“…we also exult in our tribulations, knowing that tribulation brings about perseverance; and perseverance, proven character…” (Romans 5:3-4).
For disciples of Christ, it’s heartening to know that persevering in tribulation yields proven character — “a quality of life and character that has been tempered and purified and demonstrated to be pleasing to God” (Jack Cottrell). Marvin Vincent called it “tried integrity.” As James wrote, “Consider it all joy, my brethren, when you encounter various trials, knowing that the testing of your faith produces endurance. And let endurance have its perfect result, so that you may be perfect and complete, lacking in nothing” (1:2-4).

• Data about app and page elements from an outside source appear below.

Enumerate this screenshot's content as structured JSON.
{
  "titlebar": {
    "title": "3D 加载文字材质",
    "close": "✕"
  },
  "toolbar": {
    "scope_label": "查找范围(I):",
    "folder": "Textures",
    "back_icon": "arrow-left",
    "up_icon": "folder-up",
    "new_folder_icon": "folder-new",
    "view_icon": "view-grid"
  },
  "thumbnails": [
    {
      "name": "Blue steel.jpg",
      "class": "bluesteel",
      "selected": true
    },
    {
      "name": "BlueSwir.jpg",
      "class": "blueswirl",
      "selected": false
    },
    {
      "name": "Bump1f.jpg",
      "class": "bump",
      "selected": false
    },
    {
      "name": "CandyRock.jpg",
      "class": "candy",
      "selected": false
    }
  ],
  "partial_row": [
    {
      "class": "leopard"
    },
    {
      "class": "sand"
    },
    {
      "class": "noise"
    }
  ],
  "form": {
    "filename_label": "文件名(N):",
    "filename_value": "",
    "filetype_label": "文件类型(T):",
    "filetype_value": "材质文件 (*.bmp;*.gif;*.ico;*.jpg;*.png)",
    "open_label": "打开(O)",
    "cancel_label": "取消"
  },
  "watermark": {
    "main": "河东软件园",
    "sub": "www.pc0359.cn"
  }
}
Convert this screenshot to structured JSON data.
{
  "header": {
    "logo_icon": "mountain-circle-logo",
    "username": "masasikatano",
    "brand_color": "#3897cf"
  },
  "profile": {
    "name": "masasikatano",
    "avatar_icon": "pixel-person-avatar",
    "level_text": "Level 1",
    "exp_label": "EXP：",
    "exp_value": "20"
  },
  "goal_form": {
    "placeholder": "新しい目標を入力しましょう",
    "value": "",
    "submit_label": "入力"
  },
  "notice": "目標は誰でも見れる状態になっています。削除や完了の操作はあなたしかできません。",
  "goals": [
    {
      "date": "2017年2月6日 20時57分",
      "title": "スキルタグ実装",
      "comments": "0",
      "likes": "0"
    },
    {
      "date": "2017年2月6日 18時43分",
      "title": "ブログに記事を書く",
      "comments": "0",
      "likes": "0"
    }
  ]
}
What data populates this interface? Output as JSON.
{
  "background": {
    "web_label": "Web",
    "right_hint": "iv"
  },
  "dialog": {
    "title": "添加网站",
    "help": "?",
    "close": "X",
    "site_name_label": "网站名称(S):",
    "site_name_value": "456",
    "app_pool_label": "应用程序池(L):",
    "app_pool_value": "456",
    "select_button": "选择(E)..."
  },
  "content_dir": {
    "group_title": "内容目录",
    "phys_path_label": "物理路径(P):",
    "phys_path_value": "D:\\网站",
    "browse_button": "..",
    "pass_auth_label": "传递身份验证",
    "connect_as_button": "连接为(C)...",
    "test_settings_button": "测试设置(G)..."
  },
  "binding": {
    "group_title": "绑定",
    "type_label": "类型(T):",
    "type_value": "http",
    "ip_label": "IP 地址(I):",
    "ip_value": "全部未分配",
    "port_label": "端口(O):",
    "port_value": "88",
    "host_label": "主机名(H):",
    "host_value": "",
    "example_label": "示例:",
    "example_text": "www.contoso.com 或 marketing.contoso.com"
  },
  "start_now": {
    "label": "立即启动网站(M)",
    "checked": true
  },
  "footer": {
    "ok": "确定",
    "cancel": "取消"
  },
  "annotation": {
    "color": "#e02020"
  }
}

However…“A man must be careful. His trials and tribulations may be the result of his own foolishness; if this is the case, his tribulations may not result in proven character at all!” (Gareth Reese).
Many hardships have multiple, complex causes that are largely beyond our control; but some troubles we may bring directly on ourselves through foolishness and sin. True, we can learn and grow even from these. But not everyone does. Many choose instead to blame it all on someone or something else. They keep on making the same bad choices, reaping the same bad consequences, and offering the same bad excuses. They manage to grow in nothing but their bitterness and their capacity for blame-shifting. Worse, some act as if there is something inherently noble about all their self-inflicted suffering, even as they refuse to acknowledge, much less change, the thinking and behavior that keep the whole sad cycle stuck on repeat.
Not all suffering is necessarily sanctified. George Mark Elliott warned, “Sometimes when a man thinks he is wearing a martyr’s crown, he really is wearing a fool’s cap!” And God warns, “Make sure that none of you suffers as a murderer, or thief, or evildoer, or a troublesome meddler; but if anyone suffers as a Christian, he is not to be ashamed, but is to glorify God in this name” (1 Peter 4:15-16; cf. 2:20).